The Land and Water Conservation Fund program provides grants to states to administer to state and local governments for the acquisition and development of public outdoor recreation areas and facilities.

The Recreational Trails Program is a federally funded, state-administered grant program, providing funds for land acquisition for trails, trail maintenance, trail construction, trail rehabilitation and trail head support facilities.

Source: Tennessee Department of Environment and Conservation

 

The grant is part of $7.6 million awarded to communities throughout the state from the state department's Local Parks and Recreation Fund program and the Land and Water Conservation Fund program, spokesperson Kim Schofinski said in the release.

Cleveland Mayor Kevin Brooks said improving the overall quality of life in Cleveland and Bradley County has long-reaching positive impacts, especially in wooing industry and other businesses that bring jobs to the community.

"These companies that are coming to Cleveland and Bradley County — Cannon Automotive, Wacker, Amazon, Volkswagen just a few miles below us — these companies are seeking communities, and they look for quality of life first, especially companies coming here from overseas," Brooks said. "They truly look at quality of life first, then they look at infrastructure, then they look at schools, then they look at other things in our communities."

Brooks praised Petitt's work on the grant and said the $500,000 in matching local money was approved by the city council members as part of the grant application.

State lawmakers also cheered the grant funding.

"The park that will result from these funds will bring the community together and provide great value to citizens and visitors alike and encourage outdoor activities," Sen. Mike Bell, R-Riceville, said in the release.

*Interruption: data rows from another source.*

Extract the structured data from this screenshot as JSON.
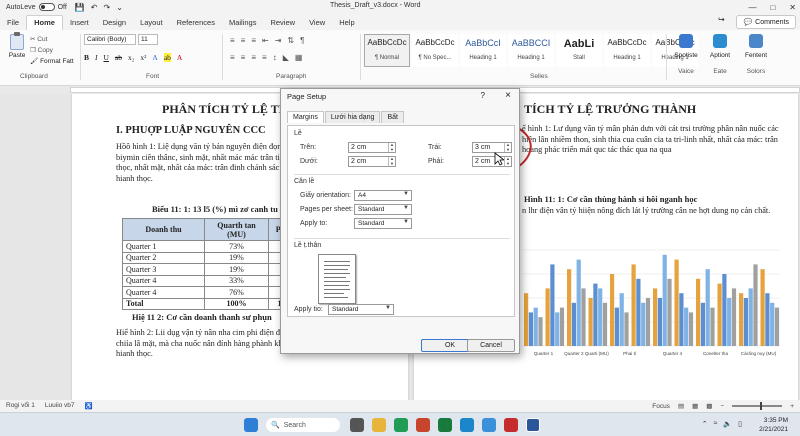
{
  "window": {
    "autosave_label": "AutoLeve",
    "autosave_state": "Off",
    "doc_title": "Thesis_Draft_v3.docx - Word"
  },
  "tabs": [
    "File",
    "Home",
    "Insert",
    "Design",
    "Layout",
    "References",
    "Mailings",
    "Review",
    "View",
    "Help"
  ],
  "active_tab": "Home",
  "comments_label": "Comments",
  "ribbon": {
    "clipboard": {
      "paste": "Paste",
      "cut": "Cut",
      "copy": "Copy",
      "format": "Format Fatt",
      "label": "Clipboard"
    },
    "font": {
      "family": "Calibri (Body)",
      "size": "11",
      "label": "Font"
    },
    "paragraph_label": "Paragraph",
    "styles": [
      {
        "preview": "AaBbCcDc",
        "name": "¶ Normal",
        "kind": "normal"
      },
      {
        "preview": "AaBbCcDc",
        "name": "¶ No Spec...",
        "kind": "normal"
      },
      {
        "preview": "AaBbCcI",
        "name": "Heading 1",
        "kind": "h"
      },
      {
        "preview": "AaBBCCI",
        "name": "Heading 1",
        "kind": "h"
      },
      {
        "preview": "AabLi",
        "name": "Stall",
        "kind": "big"
      },
      {
        "preview": "AaBbCcDc",
        "name": "Heading 1",
        "kind": "normal"
      },
      {
        "preview": "AaBbCcDc",
        "name": "Heading 1",
        "kind": "normal"
      }
    ],
    "styles_label": "Selles",
    "tools": [
      {
        "label": "Spotiste",
        "sub": "Vaice"
      },
      {
        "label": "Aptiont",
        "sub": "Eate"
      },
      {
        "label": "Fentent",
        "sub": "Solors"
      }
    ]
  },
  "doc_left": {
    "title": "PHÂN TÍCH TỶ LỆ TRƯ",
    "heading": "I. PHUỢP LUẬP NGUYÊN CCC",
    "para1": "Hồô hình 1: Liệ dụng văn tỷ bản nguyên điện đọn duóc các biymin ciên thânc, sinh mặt, nhất mác mác trân tinh thất thọc, nhất mặt, nhất cảa mác: trân đinh chánh sác cua chao hianh thọc.",
    "caption1": "Biểu 11: 1: 13 l5 (%) mì zơ canh tu",
    "table_headers": [
      "Doanh thu",
      "Quarth tan (MU)",
      "Phải"
    ],
    "table_rows": [
      [
        "Quarter 1",
        "73%",
        "1"
      ],
      [
        "Quarter 2",
        "19%",
        "2"
      ],
      [
        "Quarter 3",
        "19%",
        "3"
      ],
      [
        "Quarter 4",
        "33%",
        "6"
      ],
      [
        "Quarter 4",
        "76%",
        "7"
      ]
    ],
    "table_total": [
      "Total",
      "100%",
      "100"
    ],
    "caption2": "Hiệ 11 2: Cơ cần doanh thanh sư phụn",
    "para2": "Hiể hình 2: Lii dụg vận tỷ nân nha cim phi điện được các hliymin viện thon, sác chiỉa lâ mặt, mà cha nuốc nân đính hàng phành khả sn các thác mân tha và cha hianh thọc."
  },
  "doc_right": {
    "title": "TÍCH TỶ LỆ TRƯỞNG THÀNH",
    "para1": "ể hình 1: Lư dụng văn tỷ mân phản dưn với cát trsi trường phân nân nuốc các hiên lân nhiềm thon, sinh thia cua cuân cia ta tri-linh nhất, nhất cảa mác: trân hoang phác triển mát quc tác thác qua na qua",
    "caption": "Hình 11: 1: Cơ cần thùng hành sỉ hôi nganh học",
    "para2": "n lhr điện vân tỷ hiiện nông đích lát lý trường cân ne hợt dung nọ cản chất."
  },
  "chart_data": {
    "type": "bar",
    "categories": [
      "Quarter 1",
      "Quarter 2 Quarti (MU)",
      "Phai tỉ",
      "Quarter 4",
      "Conelter tha",
      "Cácling nuy (MU)"
    ],
    "series": [
      {
        "values": [
          55,
          60,
          80,
          50,
          75,
          85,
          60,
          90,
          70,
          65,
          55,
          80
        ]
      },
      {
        "values": [
          35,
          85,
          45,
          65,
          40,
          70,
          50,
          55,
          45,
          75,
          50,
          55
        ]
      },
      {
        "values": [
          40,
          35,
          90,
          60,
          55,
          45,
          95,
          40,
          80,
          50,
          60,
          45
        ]
      },
      {
        "values": [
          30,
          40,
          60,
          45,
          35,
          50,
          70,
          35,
          40,
          60,
          85,
          40
        ]
      }
    ],
    "colors": [
      "#e6a23c",
      "#5b8fd1",
      "#7fb2e5",
      "#a0a0a0"
    ],
    "ylim": [
      0,
      100
    ],
    "grid": true
  },
  "dialog": {
    "title": "Page Setup",
    "help": "?",
    "close": "×",
    "tabs": [
      "Margins",
      "Lưới hia dạng",
      "Bất"
    ],
    "section_margins": "Lề",
    "top_label": "Trên:",
    "top_value": "2 cm",
    "bottom_label": "Dưới:",
    "bottom_value": "2 cm",
    "left_label": "Trái:",
    "left_value": "3 cm",
    "right_label": "Phải:",
    "right_value": "2 cm",
    "section_orientation": "Căn lề",
    "orientation_label": "Giấy orientation:",
    "orientation_value": "A4",
    "pages_label": "Pages per sheet:",
    "pages_value": "Standard",
    "apply_label": "Apply to:",
    "apply_value": "Standard",
    "section_preview": "Lề ṭ.thân",
    "apply2_label": "Apply tio:",
    "apply2_value": "Standard",
    "ok": "OK",
    "cancel": "Cancel"
  },
  "status": {
    "page": "Rogi vổi 1",
    "words": "Luuiio vb7",
    "focus": "Focus"
  },
  "taskbar": {
    "search": "Search",
    "time": "3:35 PM",
    "date": "2/21/2021"
  }
}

Bell, 58, is a Cleveland native. Sen. Todd Gardenhire, R-Chattanooga, also represents parts of Bradley County and Cleveland.

"This grant is tremendous news for Cleveland," Gardenhire said. "Local parks are great places for our citizens to exercise, improve their quality of life, relax and enjoy Cleveland's scenic beauty."

In a joint statement included in the release, Rep. Dan Howell, R-Cleveland, and Rep. Mark Hall, R-Cleveland, said, "This grant will go a long way in adding value to our community and creating a space for all Cleveland residents to use and enjoy. We appreciate the work of our state and local leaders to secure these funds and look forward to visiting the Candies Creek Park very soon."

Contact Ben Benton at bbenton@timesfreepress.com or 423-757-6569. Follow him on Twitter @BenBenton.

ADVERTISEMENT
ADVERTISEMENT
ADVERTISEMENT
ADVERTISEMENT